Look through the material below and say how many of its lines carry the string "this". Only the number should be given.

= Beginning of Section =

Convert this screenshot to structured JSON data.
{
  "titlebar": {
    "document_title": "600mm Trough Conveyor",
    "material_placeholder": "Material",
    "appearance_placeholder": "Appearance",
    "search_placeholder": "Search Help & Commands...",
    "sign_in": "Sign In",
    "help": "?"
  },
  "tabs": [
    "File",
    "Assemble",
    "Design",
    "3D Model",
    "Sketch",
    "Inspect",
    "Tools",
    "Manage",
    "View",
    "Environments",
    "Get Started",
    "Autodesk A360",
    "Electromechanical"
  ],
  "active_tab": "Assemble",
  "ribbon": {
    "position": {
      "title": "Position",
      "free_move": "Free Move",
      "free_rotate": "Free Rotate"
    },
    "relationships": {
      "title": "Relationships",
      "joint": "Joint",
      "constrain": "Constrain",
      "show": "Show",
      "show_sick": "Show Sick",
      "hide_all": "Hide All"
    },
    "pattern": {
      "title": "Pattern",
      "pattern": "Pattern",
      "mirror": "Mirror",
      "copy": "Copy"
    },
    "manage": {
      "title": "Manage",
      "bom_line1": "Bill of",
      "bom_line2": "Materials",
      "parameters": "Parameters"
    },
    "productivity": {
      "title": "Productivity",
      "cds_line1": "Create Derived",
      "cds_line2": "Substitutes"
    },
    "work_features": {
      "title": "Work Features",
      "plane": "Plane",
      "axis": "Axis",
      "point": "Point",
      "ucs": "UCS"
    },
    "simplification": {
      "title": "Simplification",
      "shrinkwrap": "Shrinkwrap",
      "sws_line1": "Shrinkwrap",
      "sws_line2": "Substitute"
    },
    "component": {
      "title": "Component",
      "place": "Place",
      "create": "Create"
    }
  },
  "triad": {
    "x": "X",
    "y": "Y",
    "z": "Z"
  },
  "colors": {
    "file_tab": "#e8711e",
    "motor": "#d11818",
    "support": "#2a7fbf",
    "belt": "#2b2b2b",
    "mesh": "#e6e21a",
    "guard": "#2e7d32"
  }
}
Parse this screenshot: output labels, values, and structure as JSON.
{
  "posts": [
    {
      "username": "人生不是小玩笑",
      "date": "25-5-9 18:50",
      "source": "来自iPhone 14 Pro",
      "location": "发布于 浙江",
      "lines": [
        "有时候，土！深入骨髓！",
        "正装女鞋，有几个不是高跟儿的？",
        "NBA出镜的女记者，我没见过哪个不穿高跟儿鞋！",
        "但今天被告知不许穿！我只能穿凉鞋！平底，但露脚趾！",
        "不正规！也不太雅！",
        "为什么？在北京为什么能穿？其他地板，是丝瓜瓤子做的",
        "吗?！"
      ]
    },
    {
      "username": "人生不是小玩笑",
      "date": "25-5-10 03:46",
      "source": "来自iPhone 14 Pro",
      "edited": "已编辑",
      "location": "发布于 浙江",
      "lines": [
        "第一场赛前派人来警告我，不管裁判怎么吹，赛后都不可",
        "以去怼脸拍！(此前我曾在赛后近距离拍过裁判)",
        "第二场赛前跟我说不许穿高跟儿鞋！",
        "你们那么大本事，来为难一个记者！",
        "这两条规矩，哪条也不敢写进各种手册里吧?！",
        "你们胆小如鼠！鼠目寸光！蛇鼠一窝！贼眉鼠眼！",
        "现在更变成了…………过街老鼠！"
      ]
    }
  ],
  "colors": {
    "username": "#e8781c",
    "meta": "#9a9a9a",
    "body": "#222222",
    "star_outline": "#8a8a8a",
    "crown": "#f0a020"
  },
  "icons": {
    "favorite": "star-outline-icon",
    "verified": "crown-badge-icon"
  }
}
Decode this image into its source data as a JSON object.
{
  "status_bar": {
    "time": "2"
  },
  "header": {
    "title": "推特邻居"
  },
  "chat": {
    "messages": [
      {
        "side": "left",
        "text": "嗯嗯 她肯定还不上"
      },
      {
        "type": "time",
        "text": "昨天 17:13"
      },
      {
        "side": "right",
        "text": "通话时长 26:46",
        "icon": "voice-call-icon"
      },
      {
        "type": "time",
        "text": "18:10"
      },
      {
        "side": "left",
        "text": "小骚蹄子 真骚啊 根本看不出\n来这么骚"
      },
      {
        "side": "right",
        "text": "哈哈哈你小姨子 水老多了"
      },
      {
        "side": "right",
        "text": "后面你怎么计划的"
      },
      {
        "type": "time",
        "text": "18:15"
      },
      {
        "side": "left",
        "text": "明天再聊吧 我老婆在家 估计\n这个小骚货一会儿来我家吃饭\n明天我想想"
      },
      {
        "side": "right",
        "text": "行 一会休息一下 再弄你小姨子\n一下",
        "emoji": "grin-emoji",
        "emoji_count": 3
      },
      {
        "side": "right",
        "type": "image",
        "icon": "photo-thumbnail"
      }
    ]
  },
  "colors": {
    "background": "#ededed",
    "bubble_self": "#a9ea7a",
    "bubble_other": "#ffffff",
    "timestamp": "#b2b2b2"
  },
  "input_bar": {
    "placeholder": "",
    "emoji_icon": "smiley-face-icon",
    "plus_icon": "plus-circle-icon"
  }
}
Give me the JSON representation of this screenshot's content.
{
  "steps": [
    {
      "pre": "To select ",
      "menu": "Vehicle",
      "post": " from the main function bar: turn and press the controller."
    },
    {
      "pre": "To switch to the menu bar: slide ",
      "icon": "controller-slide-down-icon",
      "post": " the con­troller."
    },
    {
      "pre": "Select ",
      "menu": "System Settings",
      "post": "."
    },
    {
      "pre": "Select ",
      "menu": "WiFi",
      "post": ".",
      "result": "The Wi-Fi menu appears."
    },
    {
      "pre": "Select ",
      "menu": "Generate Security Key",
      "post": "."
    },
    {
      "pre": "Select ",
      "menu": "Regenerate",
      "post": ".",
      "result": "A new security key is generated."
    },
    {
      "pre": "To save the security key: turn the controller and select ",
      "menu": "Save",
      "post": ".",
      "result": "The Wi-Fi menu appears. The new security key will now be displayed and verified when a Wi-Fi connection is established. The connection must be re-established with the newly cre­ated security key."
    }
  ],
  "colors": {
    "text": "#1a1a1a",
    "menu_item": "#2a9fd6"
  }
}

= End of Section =

- _OUTPUT OF THE TASK_
4